══ SUPPLIED DATA
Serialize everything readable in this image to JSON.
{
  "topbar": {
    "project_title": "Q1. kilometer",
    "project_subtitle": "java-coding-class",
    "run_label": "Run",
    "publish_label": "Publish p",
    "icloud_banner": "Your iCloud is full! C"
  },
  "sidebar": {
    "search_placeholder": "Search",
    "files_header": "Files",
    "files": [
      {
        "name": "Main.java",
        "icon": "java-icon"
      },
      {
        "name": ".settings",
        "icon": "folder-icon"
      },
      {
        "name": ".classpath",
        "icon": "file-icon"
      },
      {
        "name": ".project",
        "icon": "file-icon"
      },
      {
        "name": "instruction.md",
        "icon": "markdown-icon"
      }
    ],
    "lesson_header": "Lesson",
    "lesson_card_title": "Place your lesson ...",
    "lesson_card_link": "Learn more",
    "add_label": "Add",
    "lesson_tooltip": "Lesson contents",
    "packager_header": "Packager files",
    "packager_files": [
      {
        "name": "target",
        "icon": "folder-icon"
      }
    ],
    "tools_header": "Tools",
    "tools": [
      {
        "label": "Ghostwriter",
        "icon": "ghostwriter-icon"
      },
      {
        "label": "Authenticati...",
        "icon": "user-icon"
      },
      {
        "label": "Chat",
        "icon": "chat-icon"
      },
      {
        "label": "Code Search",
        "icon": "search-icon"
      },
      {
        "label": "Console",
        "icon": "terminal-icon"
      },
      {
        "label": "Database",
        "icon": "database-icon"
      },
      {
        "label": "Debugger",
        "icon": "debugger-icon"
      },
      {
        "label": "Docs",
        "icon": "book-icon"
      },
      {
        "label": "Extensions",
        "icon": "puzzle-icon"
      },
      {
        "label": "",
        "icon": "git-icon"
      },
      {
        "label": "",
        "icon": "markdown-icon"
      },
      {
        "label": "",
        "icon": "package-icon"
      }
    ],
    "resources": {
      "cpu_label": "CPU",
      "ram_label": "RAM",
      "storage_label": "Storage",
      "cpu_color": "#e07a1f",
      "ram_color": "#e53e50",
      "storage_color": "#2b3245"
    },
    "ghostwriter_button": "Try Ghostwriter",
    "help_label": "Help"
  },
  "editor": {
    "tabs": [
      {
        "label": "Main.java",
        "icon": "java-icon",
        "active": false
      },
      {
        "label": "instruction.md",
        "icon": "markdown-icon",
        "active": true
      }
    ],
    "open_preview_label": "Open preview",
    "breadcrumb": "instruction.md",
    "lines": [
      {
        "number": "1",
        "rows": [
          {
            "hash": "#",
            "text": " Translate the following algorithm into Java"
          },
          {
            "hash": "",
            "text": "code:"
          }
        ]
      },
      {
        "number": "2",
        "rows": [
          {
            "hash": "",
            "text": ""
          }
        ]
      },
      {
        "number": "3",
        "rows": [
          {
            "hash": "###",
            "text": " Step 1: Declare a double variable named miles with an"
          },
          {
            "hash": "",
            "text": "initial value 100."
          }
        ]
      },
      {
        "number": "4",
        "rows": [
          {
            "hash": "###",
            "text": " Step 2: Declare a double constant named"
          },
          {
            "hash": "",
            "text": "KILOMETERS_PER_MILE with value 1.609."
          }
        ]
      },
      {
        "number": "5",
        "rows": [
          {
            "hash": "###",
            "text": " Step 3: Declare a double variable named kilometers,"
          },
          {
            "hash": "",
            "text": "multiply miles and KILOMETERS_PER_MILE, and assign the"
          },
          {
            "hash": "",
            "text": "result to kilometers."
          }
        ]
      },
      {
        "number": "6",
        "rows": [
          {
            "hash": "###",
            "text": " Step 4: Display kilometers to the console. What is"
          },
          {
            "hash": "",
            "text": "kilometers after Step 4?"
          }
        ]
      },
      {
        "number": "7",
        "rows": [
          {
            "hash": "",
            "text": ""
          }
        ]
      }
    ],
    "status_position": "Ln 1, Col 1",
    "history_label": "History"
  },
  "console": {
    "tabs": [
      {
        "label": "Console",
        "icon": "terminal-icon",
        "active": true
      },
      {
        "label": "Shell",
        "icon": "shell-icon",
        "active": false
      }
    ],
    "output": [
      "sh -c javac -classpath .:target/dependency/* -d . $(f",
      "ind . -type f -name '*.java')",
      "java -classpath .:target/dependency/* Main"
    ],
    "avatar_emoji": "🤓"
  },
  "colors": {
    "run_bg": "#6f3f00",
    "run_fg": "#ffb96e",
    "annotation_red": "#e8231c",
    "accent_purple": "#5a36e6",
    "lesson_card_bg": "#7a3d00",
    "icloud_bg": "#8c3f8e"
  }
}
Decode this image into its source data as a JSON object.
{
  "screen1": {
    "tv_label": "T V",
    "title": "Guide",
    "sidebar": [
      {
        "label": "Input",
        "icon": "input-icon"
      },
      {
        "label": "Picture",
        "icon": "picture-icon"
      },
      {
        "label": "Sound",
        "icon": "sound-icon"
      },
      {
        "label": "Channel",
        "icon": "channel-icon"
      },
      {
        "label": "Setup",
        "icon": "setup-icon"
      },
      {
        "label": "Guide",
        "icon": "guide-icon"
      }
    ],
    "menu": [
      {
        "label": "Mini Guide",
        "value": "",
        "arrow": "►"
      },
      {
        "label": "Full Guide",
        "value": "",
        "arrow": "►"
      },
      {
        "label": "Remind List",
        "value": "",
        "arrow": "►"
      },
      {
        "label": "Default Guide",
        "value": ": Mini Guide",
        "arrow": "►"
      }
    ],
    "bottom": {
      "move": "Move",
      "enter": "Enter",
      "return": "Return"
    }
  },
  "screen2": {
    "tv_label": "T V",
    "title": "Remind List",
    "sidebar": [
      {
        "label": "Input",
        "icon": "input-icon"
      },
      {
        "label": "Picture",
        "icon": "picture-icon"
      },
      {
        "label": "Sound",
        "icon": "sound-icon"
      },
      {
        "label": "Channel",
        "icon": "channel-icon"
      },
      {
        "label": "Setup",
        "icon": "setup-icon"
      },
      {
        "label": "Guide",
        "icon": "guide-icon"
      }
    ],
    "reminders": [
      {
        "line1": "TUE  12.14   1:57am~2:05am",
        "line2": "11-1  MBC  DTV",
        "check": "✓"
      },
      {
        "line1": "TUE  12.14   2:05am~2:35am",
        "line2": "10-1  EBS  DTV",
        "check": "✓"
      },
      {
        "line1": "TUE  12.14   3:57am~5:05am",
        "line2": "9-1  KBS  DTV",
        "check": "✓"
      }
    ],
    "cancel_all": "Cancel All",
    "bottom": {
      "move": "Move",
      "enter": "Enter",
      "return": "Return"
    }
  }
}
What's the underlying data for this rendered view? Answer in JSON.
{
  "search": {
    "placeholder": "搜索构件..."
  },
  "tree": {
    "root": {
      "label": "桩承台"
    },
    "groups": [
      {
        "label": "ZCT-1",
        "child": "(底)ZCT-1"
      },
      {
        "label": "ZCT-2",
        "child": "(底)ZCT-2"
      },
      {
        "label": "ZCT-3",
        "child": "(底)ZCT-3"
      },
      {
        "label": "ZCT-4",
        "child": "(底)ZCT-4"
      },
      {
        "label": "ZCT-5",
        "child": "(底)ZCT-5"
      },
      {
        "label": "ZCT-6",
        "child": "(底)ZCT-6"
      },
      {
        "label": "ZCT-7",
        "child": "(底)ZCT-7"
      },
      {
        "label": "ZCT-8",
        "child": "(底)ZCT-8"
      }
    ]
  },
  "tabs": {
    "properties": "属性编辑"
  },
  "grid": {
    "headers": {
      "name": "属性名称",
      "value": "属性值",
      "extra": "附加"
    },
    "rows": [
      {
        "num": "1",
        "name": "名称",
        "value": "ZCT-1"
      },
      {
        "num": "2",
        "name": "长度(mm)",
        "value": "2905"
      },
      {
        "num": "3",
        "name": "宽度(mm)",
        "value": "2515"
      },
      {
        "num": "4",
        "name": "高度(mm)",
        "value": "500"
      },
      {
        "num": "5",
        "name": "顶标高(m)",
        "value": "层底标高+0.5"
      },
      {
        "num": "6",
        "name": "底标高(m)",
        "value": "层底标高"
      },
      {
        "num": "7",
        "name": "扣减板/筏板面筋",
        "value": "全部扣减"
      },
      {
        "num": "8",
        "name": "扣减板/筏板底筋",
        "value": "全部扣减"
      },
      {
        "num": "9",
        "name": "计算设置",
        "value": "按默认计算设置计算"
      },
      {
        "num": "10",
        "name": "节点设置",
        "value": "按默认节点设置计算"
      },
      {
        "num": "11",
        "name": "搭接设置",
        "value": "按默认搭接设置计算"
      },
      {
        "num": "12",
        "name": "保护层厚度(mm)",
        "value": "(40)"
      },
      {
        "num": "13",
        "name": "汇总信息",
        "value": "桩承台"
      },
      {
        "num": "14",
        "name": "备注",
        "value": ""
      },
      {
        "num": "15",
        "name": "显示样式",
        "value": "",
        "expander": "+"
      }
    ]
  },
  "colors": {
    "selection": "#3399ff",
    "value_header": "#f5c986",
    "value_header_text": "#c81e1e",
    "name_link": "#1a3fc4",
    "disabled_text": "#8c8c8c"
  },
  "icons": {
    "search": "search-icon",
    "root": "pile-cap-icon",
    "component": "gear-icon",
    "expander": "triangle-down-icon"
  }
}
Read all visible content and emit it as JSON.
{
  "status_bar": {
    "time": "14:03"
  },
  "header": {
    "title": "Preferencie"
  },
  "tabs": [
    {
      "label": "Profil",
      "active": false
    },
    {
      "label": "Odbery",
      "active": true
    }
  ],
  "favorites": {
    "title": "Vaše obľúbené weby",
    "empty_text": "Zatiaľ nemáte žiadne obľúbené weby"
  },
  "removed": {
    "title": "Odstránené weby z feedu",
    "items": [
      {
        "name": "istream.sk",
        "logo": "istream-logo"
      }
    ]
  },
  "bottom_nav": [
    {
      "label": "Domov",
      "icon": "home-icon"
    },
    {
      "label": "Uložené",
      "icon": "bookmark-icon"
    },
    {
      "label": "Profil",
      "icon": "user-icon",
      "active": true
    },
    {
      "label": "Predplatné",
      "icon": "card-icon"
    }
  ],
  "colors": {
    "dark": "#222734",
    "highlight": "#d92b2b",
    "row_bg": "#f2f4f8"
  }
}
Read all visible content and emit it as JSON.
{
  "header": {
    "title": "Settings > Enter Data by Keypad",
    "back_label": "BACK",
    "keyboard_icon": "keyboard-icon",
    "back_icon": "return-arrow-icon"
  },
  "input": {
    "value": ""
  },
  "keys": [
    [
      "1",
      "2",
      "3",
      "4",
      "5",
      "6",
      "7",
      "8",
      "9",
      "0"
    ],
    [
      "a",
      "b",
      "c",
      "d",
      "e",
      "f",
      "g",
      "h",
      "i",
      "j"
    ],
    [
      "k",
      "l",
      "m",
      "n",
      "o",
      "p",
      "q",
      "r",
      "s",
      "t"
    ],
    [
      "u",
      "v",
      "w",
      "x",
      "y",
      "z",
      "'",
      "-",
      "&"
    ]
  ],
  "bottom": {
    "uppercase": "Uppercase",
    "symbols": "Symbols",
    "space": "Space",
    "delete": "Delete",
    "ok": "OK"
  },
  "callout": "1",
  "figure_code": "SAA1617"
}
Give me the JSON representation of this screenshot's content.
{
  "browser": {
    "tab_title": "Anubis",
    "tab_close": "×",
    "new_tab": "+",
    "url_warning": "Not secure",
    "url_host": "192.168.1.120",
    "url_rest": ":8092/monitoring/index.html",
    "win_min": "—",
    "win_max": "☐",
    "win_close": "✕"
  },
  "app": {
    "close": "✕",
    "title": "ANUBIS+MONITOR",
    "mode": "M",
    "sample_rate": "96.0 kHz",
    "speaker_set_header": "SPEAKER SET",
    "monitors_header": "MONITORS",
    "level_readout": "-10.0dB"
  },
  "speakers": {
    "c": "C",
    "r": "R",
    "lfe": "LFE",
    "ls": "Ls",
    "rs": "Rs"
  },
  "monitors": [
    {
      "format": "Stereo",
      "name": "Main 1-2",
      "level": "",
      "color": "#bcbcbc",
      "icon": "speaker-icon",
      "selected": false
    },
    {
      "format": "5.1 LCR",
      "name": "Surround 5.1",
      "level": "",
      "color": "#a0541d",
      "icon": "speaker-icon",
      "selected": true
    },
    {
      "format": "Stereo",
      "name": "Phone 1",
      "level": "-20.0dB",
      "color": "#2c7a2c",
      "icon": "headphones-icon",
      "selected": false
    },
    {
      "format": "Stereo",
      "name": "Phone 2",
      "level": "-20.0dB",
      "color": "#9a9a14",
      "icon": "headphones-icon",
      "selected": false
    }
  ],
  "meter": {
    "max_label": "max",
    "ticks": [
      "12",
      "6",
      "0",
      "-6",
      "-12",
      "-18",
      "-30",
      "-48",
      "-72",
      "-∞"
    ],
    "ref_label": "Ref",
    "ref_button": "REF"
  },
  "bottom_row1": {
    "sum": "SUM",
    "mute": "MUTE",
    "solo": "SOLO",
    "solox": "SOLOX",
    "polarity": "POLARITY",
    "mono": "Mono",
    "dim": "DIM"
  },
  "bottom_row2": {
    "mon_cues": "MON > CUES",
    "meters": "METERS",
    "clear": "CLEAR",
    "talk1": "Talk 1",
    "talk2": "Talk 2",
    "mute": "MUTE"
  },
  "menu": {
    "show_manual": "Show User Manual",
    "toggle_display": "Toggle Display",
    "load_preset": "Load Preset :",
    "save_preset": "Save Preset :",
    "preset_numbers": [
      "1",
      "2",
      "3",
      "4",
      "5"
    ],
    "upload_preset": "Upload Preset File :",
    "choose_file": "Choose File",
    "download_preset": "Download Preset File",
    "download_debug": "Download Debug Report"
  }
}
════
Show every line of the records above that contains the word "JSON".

> RESULT FOR THIS EXERCISE
Serialize everything readable in this image to JSON.
Decode this image into its source data as a JSON object.
What's the underlying data for this rendered view? Answer in JSON.
Read all visible content and emit it as JSON.
Read all visible content and emit it as JSON.
Give me the JSON representation of this screenshot's content.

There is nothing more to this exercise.